# Activity:
Pick the lines holding the string "icon" out of the records and copy them.

Entries from a dataset of interfaces

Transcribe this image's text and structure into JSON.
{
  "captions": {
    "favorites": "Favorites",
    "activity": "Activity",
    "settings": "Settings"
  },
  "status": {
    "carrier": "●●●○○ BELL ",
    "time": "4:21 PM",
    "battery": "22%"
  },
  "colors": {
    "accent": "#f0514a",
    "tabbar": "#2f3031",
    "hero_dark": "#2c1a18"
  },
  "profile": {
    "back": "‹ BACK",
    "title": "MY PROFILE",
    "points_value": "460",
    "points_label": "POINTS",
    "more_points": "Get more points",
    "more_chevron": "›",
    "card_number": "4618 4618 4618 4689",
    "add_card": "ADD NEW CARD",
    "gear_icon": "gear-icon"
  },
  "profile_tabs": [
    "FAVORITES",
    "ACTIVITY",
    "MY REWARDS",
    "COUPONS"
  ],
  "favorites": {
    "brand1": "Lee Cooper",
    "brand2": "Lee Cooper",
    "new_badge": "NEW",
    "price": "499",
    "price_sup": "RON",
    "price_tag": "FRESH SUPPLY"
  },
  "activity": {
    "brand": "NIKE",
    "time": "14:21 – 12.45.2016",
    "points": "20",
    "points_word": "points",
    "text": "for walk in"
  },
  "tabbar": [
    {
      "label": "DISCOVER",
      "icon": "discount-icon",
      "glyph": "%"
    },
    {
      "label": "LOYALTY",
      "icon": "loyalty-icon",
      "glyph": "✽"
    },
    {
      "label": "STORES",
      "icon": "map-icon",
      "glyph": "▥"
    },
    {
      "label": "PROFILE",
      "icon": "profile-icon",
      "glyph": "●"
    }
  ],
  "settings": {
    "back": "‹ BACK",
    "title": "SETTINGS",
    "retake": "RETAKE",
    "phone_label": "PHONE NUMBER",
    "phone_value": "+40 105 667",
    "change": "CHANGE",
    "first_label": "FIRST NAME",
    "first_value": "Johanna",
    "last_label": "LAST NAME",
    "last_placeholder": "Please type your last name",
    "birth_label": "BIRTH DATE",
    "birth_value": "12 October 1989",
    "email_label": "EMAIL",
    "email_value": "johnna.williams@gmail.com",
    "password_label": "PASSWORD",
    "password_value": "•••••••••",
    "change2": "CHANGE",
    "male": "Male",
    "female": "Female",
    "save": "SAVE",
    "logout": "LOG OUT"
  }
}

# Exercise result:
    "gear_icon": "gear-icon"
      "icon": "discount-icon",
      "icon": "loyalty-icon",
      "icon": "map-icon",
      "icon": "profile-icon",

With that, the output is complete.